Learn about what your landlord should do with your deposit

When you start a new tenancy your landlord will ask you to pay a security or damage deposit, usually worth a month's rent. This money is held throughout your tenancy in case you are responsible for any damage or fail to pay the landlord any money you owe. It should be returned to you, minus any agreed deductions, at the end of the tenancy.

Tenancy Deposit Scheme has produced a short video about deposits, which you can watch below then read on for more information and how ASK can help you. 


How much deposit will I need to pay?

The exact amount will depend on what's in your tenancy agreement, but landlords can only ask you for up to the equivalent of five weeks' rent when your annual rent is less than £50,000. Most landlords ask for a month's rent, and on rare occasions they don't take a deposit at all.

What should my landlord do with the deposit?

Most private landlords must register your deposit with a deposit protection scheme and send you information about the scheme within 30 days. This is a law created to make sure landlords don’t unfairly keep your money. If they don't comply with the law you could take them to court for up to three times the amount of the deposit.


**If you're sharing a house with your landlord then you are a lodger and your deposit cannot be protected. However, if you're living with the family member of your landlord then in most circumstances the deposit should still be protected.**


If you suspect your deposit hasn't been protected check with each of the schemes to see if they have any record of you. You can find information about the schemes at these links:



Shelter has a useful deposit checker page to help you.


If your deposit isn't protected by any of these schemes and/or you're not sure whether it should be, come and see ASK.

What can I do at the start of the tenancy to make sure I'm not charged for damage I didn't cause?

Make sure there's an inventory and take plenty of photos of the house at the start of your tenancy – this shows what was there when you moved in and if anything was already dirty or broken so your landlord can’t blame you later and try to keep your deposit.


You can make your own inventory if the landlord doesn't arrange one. Try to get the landlord to sign it along with everyone who lives in the house - if the landlord refuses to sign, get an independent witness to sign instead.


Shelter has more information about inventories.


Make sure you tell the landlord in writing if there is any disrepair in the house so you won't be blamed for it later.

What happens at the end of the tenancy?

You should leave the property in the same condition as when you moved in. Make sure you clean the property thoroughly, remove all your belongings and empty the bins - your landlord can take money from your deposit to cover reasonable costs for cleaning, replacing broken items, and for removing items.


Take plenty of photos of the property to show you left the house in a good, clean condition.
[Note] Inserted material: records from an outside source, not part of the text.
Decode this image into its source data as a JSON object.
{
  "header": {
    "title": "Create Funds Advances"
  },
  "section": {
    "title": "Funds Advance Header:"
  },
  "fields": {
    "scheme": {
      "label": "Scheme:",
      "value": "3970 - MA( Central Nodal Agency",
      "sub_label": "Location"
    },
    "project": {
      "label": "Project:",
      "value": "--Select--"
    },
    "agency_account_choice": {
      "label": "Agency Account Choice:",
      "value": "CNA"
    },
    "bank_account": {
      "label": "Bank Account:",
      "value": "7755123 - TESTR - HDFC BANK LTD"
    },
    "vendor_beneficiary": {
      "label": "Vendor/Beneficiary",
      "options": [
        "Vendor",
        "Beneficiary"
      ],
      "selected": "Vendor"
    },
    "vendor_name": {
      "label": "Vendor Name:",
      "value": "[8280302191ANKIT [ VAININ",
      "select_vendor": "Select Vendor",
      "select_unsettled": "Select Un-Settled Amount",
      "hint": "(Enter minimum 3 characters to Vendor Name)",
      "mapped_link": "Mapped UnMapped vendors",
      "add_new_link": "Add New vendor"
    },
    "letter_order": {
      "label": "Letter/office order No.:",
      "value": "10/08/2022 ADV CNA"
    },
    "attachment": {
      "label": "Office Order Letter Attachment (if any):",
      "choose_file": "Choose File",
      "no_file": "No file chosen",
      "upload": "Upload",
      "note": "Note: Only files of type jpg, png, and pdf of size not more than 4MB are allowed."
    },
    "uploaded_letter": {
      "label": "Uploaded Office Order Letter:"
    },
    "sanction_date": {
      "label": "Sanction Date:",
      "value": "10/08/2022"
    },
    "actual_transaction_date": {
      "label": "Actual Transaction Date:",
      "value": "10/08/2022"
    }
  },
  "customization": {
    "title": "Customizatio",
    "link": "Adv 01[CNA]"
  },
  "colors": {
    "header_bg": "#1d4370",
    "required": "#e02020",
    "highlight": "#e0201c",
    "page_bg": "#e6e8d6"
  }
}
If you paid for any service or bought any products to help you leave the house in good condition, keep the receipts as proof.


If you're responsible for bills, contact the utility companies to let them know the final date of your tenancy. Read the meters on the final day (and keep a record), tell the company to close your account and get the final bill sent on to your forwarding address. Send proof of paying final bills to the landlord, as some won't return your deposit unless they have this proof.


Your landlord should return your deposit within 10 days of you both agreeing how much will be given back. If anything is broken or you owe money they can deduct it from the deposit.

What can I do if the landlord isn't returning my money or if I disagree with deductions?

Shelter has great, easy to read information about deposits on their website, but we have summarised the main information below.


Most private landlords must register your deposit with a deposit protection scheme and send you information about the scheme within 30 days. After protecting the deposit, the landlord must also send you details of the deposit protection scheme they have used. See the section titled 'What should my landlord do with the deposit?' for more information.


If your landlord isn't returning your deposit or wants to make unfair deductions, you can use the deposit protection scheme's dispute resolution service. Don’t wait too long - you can only use the scheme for 3 months after your tenancy ends.


What can I do if my deposit wasn't protected?


If your landlord was legally required to protect your deposit and failed to do so, you could take them to court to claim 1-3 times the worth of your deposit. This could be useful to use against your landlord, as they may be willing to pay you back the deposit in exchange for you not taking court action.


Shelter has some template letters you can use when writing to your landlord.


What can I do if I was a lodger and the landlord didn't need to protect my deposit?


You can write formal letters to the landlord requesting the return of your deposit and, ultimately, you may want to consider legal action to get it back.


Shelter has some template letters you can use.


I've been asked to pay a holding deposit too - what's the difference?

Some landlords also ask for a different type of deposit - a holding deposit. Holding deposits are paid to reserve the property before signing the tenancy agreement and they will not be protected by a scheme. The landlord can ask you to pay a holding deposit of up to the equivalent of one week's rent.


The landlord is entitled to keep this money if you pay the holding deposit then change your mind about renting the property; however, you should get your money back if the landlord changes their mind unless you gave false information about yourself.


If you enter into the tenancy the holding deposit will be refunded, usually by reducing the first rent payment, or the landlord could turn it into the security deposit and properly protect it in a scheme.

Where can I find more information? website has more information about deposits and the protection schemes.


Shelter - a housing and homelessness charity that is a great resource and has its own helpline.


Citizens Advice website has a section about getting your deposit back.